■ Task directions ■
A word-for-word copy of the entries is the goal; leave out the pictures.
---------- Data shown ----------
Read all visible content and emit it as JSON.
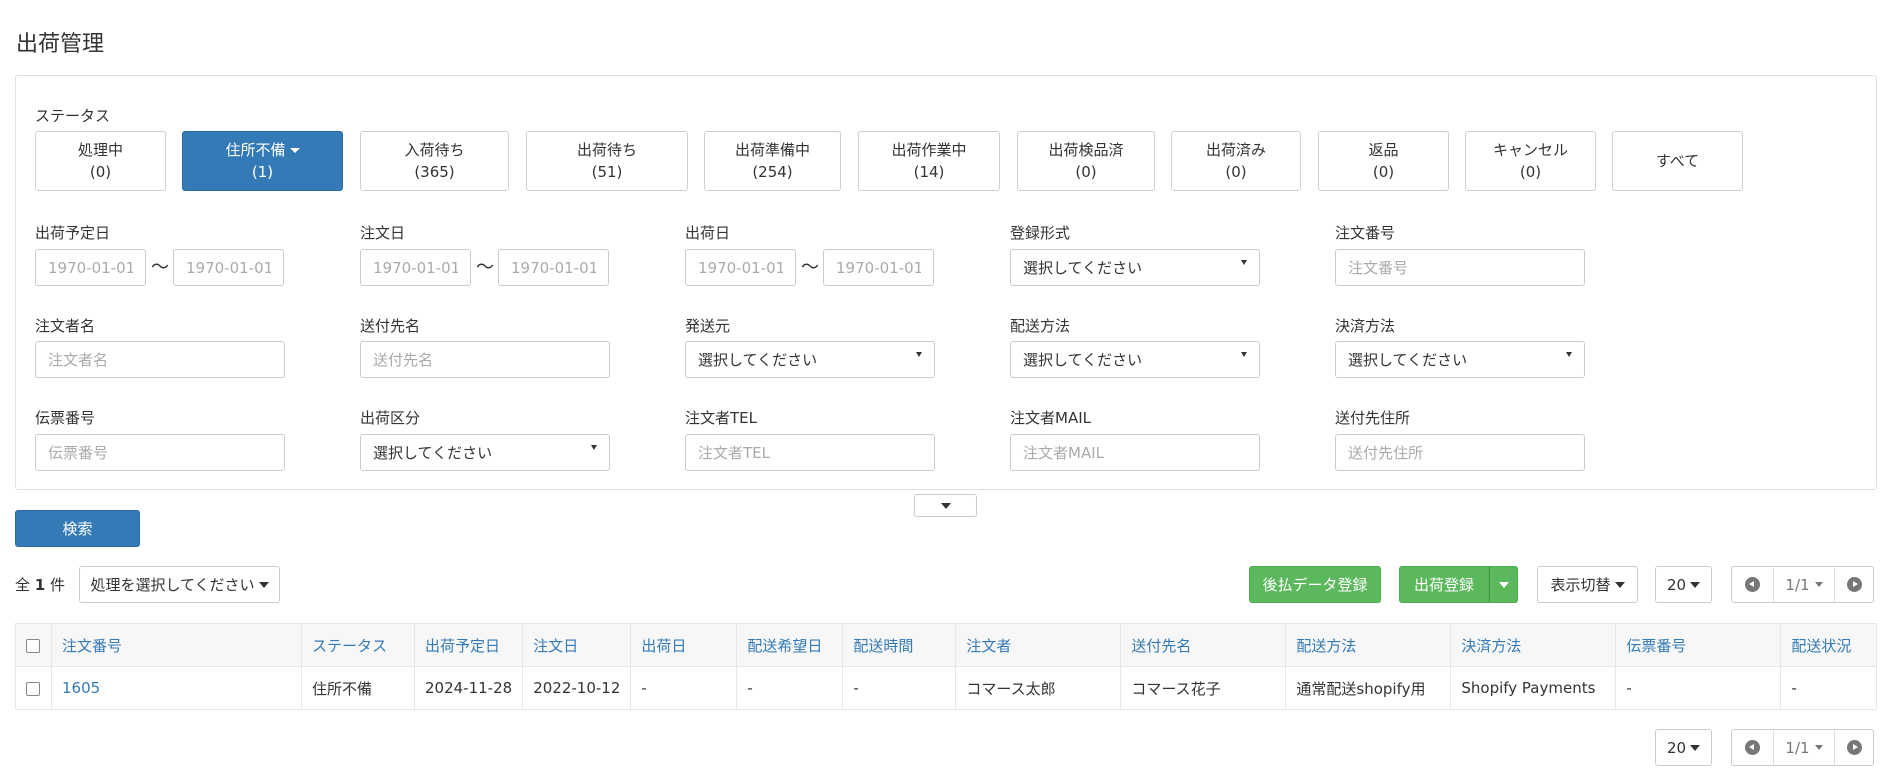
{
  "page": {
    "title": "出荷管理"
  },
  "status": {
    "label": "ステータス",
    "buttons": [
      {
        "name": "処理中",
        "count": "(0)"
      },
      {
        "name": "住所不備",
        "count": "(1)"
      },
      {
        "name": "入荷待ち",
        "count": "(365)"
      },
      {
        "name": "出荷待ち",
        "count": "(51)"
      },
      {
        "name": "出荷準備中",
        "count": "(254)"
      },
      {
        "name": "出荷作業中",
        "count": "(14)"
      },
      {
        "name": "出荷検品済",
        "count": "(0)"
      },
      {
        "name": "出荷済み",
        "count": "(0)"
      },
      {
        "name": "返品",
        "count": "(0)"
      },
      {
        "name": "キャンセル",
        "count": "(0)"
      },
      {
        "name": "すべて",
        "count": ""
      }
    ]
  },
  "filters": {
    "ship_date": {
      "label": "出荷予定日",
      "from_placeholder": "1970-01-01",
      "to_placeholder": "1970-01-01"
    },
    "order_date": {
      "label": "注文日",
      "from_placeholder": "1970-01-01",
      "to_placeholder": "1970-01-01"
    },
    "shipped_date": {
      "label": "出荷日",
      "from_placeholder": "1970-01-01",
      "to_placeholder": "1970-01-01"
    },
    "reg_type": {
      "label": "登録形式",
      "value": "選択してください"
    },
    "order_no": {
      "label": "注文番号",
      "placeholder": "注文番号"
    },
    "orderer_name": {
      "label": "注文者名",
      "placeholder": "注文者名"
    },
    "dest_name": {
      "label": "送付先名",
      "placeholder": "送付先名"
    },
    "origin": {
      "label": "発送元",
      "value": "選択してください"
    },
    "delivery_method": {
      "label": "配送方法",
      "value": "選択してください"
    },
    "payment_method": {
      "label": "決済方法",
      "value": "選択してください"
    },
    "slip_no": {
      "label": "伝票番号",
      "placeholder": "伝票番号"
    },
    "ship_class": {
      "label": "出荷区分",
      "value": "選択してください"
    },
    "orderer_tel": {
      "label": "注文者TEL",
      "placeholder": "注文者TEL"
    },
    "orderer_mail": {
      "label": "注文者MAIL",
      "placeholder": "注文者MAIL"
    },
    "dest_address": {
      "label": "送付先住所",
      "placeholder": "送付先住所"
    },
    "tilde": "〜"
  },
  "actions": {
    "search": "検索",
    "total_prefix": "全",
    "total_count": "1",
    "total_suffix": "件",
    "bulk_select": "処理を選択してください",
    "deferred_payment": "後払データ登録",
    "register_shipment": "出荷登録",
    "view_toggle": "表示切替",
    "per_page": "20",
    "page_info": "1/1"
  },
  "table": {
    "headers": [
      "注文番号",
      "ステータス",
      "出荷予定日",
      "注文日",
      "出荷日",
      "配送希望日",
      "配送時間",
      "注文者",
      "送付先名",
      "配送方法",
      "決済方法",
      "伝票番号",
      "配送状況"
    ],
    "rows": [
      [
        "1605",
        "住所不備",
        "2024-11-28",
        "2022-10-12",
        "-",
        "-",
        "-",
        "コマース太郎",
        "コマース花子",
        "通常配送shopify用",
        "Shopify Payments",
        "-",
        "-"
      ]
    ]
  },
  "colors": {
    "primary": "#337ab7",
    "success": "#5cb85c",
    "border": "#cccccc"
  }
}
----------
■ Exercise output ■
Read all visible content and emit it as JSON.
{
  "page": {
    "title": "出荷管理"
  },
  "status": {
    "label": "ステータス",
    "buttons": [
      {
        "name": "処理中",
        "count": "(0)"
      },
      {
        "name": "住所不備",
        "count": "(1)"
      },
      {
        "name": "入荷待ち",
        "count": "(365)"
      },
      {
        "name": "出荷待ち",
        "count": "(51)"
      },
      {
        "name": "出荷準備中",
        "count": "(254)"
      },
      {
        "name": "出荷作業中",
        "count": "(14)"
      },
      {
        "name": "出荷検品済",
        "count": "(0)"
      },
      {
        "name": "出荷済み",
        "count": "(0)"
      },
      {
        "name": "返品",
        "count": "(0)"
      },
      {
        "name": "キャンセル",
        "count": "(0)"
      },
      {
        "name": "すべて",
        "count": ""
      }
    ]
  },
  "filters": {
    "ship_date": {
      "label": "出荷予定日",
      "from_placeholder": "1970-01-01",
      "to_placeholder": "1970-01-01"
    },
    "order_date": {
      "label": "注文日",
      "from_placeholder": "1970-01-01",
      "to_placeholder": "1970-01-01"
    },
    "shipped_date": {
      "label": "出荷日",
      "from_placeholder": "1970-01-01",
      "to_placeholder": "1970-01-01"
    },
    "reg_type": {
      "label": "登録形式",
      "value": "選択してください"
    },
    "order_no": {
      "label": "注文番号",
      "placeholder": "注文番号"
    },
    "orderer_name": {
      "label": "注文者名",
      "placeholder": "注文者名"
    },
    "dest_name": {
      "label": "送付先名",
      "placeholder": "送付先名"
    },
    "origin": {
      "label": "発送元",
      "value": "選択してください"
    },
    "delivery_method": {
      "label": "配送方法",
      "value": "選択してください"
    },
    "payment_method": {
      "label": "決済方法",
      "value": "選択してください"
    },
    "slip_no": {
      "label": "伝票番号",
      "placeholder": "伝票番号"
    },
    "ship_class": {
      "label": "出荷区分",
      "value": "選択してください"
    },
    "orderer_tel": {
      "label": "注文者TEL",
      "placeholder": "注文者TEL"
    },
    "orderer_mail": {
      "label": "注文者MAIL",
      "placeholder": "注文者MAIL"
    },
    "dest_address": {
      "label": "送付先住所",
      "placeholder": "送付先住所"
    },
    "tilde": "〜"
  },
  "actions": {
    "search": "検索",
    "total_prefix": "全",
    "total_count": "1",
    "total_suffix": "件",
    "bulk_select": "処理を選択してください",
    "deferred_payment": "後払データ登録",
    "register_shipment": "出荷登録",
    "view_toggle": "表示切替",
    "per_page": "20",
    "page_info": "1/1"
  },
  "table": {
    "headers": [
      "注文番号",
      "ステータス",
      "出荷予定日",
      "注文日",
      "出荷日",
      "配送希望日",
      "配送時間",
      "注文者",
      "送付先名",
      "配送方法",
      "決済方法",
      "伝票番号",
      "配送状況"
    ],
    "rows": [
      [
        "1605",
        "住所不備",
        "2024-11-28",
        "2022-10-12",
        "-",
        "-",
        "-",
        "コマース太郎",
        "コマース花子",
        "通常配送shopify用",
        "Shopify Payments",
        "-",
        "-"
      ]
    ]
  },
  "colors": {
    "primary": "#337ab7",
    "success": "#5cb85c",
    "border": "#cccccc"
  }
}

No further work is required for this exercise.